*** Opening of DATASET EXCERPTS ***

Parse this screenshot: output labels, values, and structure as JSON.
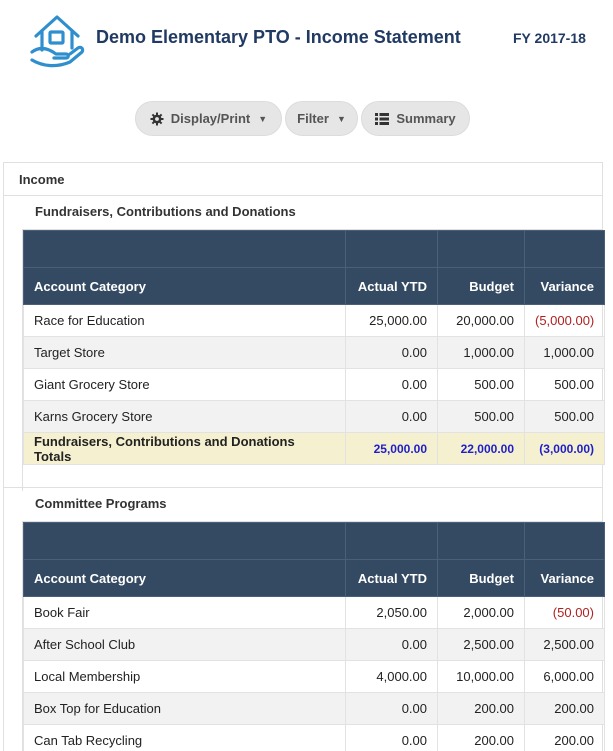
{
  "header": {
    "title": "Demo Elementary PTO - Income Statement",
    "fiscal_year": "FY 2017-18"
  },
  "toolbar": {
    "display_label": "Display/Print",
    "filter_label": "Filter",
    "summary_label": "Summary"
  },
  "income": {
    "label": "Income",
    "columns": [
      "Account Category",
      "Actual YTD",
      "Budget",
      "Variance"
    ],
    "groups": [
      {
        "name": "Fundraisers, Contributions and Donations",
        "rows": [
          {
            "category": "Race for Education",
            "actual": "25,000.00",
            "budget": "20,000.00",
            "variance": "(5,000.00)",
            "negative": true
          },
          {
            "category": "Target Store",
            "actual": "0.00",
            "budget": "1,000.00",
            "variance": "1,000.00",
            "negative": false
          },
          {
            "category": "Giant Grocery Store",
            "actual": "0.00",
            "budget": "500.00",
            "variance": "500.00",
            "negative": false
          },
          {
            "category": "Karns Grocery Store",
            "actual": "0.00",
            "budget": "500.00",
            "variance": "500.00",
            "negative": false
          }
        ],
        "totals": {
          "label": "Fundraisers, Contributions and Donations Totals",
          "actual": "25,000.00",
          "budget": "22,000.00",
          "variance": "(3,000.00)"
        }
      },
      {
        "name": "Committee Programs",
        "rows": [
          {
            "category": "Book Fair",
            "actual": "2,050.00",
            "budget": "2,000.00",
            "variance": "(50.00)",
            "negative": true
          },
          {
            "category": "After School Club",
            "actual": "0.00",
            "budget": "2,500.00",
            "variance": "2,500.00",
            "negative": false
          },
          {
            "category": "Local Membership",
            "actual": "4,000.00",
            "budget": "10,000.00",
            "variance": "6,000.00",
            "negative": false
          },
          {
            "category": "Box Top for Education",
            "actual": "0.00",
            "budget": "200.00",
            "variance": "200.00",
            "negative": false
          },
          {
            "category": "Can Tab Recycling",
            "actual": "0.00",
            "budget": "200.00",
            "variance": "200.00",
            "negative": false
          }
        ]
      }
    ]
  },
  "colors": {
    "title": "#213a63",
    "table_header": "#344a62",
    "negative": "#b02020",
    "totals_bg": "#f5f0cf",
    "totals_values": "#1f1fc8",
    "logo": "#2f8fce"
  },
  "icons": [
    "house-hands-logo",
    "gear-icon",
    "caret-down-icon",
    "list-icon"
  ]
}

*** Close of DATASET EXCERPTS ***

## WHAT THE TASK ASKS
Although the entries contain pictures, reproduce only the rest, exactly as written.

## TASK OUTPUT
Parse this screenshot: output labels, values, and structure as JSON.
{
  "header": {
    "title": "Demo Elementary PTO - Income Statement",
    "fiscal_year": "FY 2017-18"
  },
  "toolbar": {
    "display_label": "Display/Print",
    "filter_label": "Filter",
    "summary_label": "Summary"
  },
  "income": {
    "label": "Income",
    "columns": [
      "Account Category",
      "Actual YTD",
      "Budget",
      "Variance"
    ],
    "groups": [
      {
        "name": "Fundraisers, Contributions and Donations",
        "rows": [
          {
            "category": "Race for Education",
            "actual": "25,000.00",
            "budget": "20,000.00",
            "variance": "(5,000.00)",
            "negative": true
          },
          {
            "category": "Target Store",
            "actual": "0.00",
            "budget": "1,000.00",
            "variance": "1,000.00",
            "negative": false
          },
          {
            "category": "Giant Grocery Store",
            "actual": "0.00",
            "budget": "500.00",
            "variance": "500.00",
            "negative": false
          },
          {
            "category": "Karns Grocery Store",
            "actual": "0.00",
            "budget": "500.00",
            "variance": "500.00",
            "negative": false
          }
        ],
        "totals": {
          "label": "Fundraisers, Contributions and Donations Totals",
          "actual": "25,000.00",
          "budget": "22,000.00",
          "variance": "(3,000.00)"
        }
      },
      {
        "name": "Committee Programs",
        "rows": [
          {
            "category": "Book Fair",
            "actual": "2,050.00",
            "budget": "2,000.00",
            "variance": "(50.00)",
            "negative": true
          },
          {
            "category": "After School Club",
            "actual": "0.00",
            "budget": "2,500.00",
            "variance": "2,500.00",
            "negative": false
          },
          {
            "category": "Local Membership",
            "actual": "4,000.00",
            "budget": "10,000.00",
            "variance": "6,000.00",
            "negative": false
          },
          {
            "category": "Box Top for Education",
            "actual": "0.00",
            "budget": "200.00",
            "variance": "200.00",
            "negative": false
          },
          {
            "category": "Can Tab Recycling",
            "actual": "0.00",
            "budget": "200.00",
            "variance": "200.00",
            "negative": false
          }
        ]
      }
    ]
  },
  "colors": {
    "title": "#213a63",
    "table_header": "#344a62",
    "negative": "#b02020",
    "totals_bg": "#f5f0cf",
    "totals_values": "#1f1fc8",
    "logo": "#2f8fce"
  },
  "icons": [
    "house-hands-logo",
    "gear-icon",
    "caret-down-icon",
    "list-icon"
  ]
}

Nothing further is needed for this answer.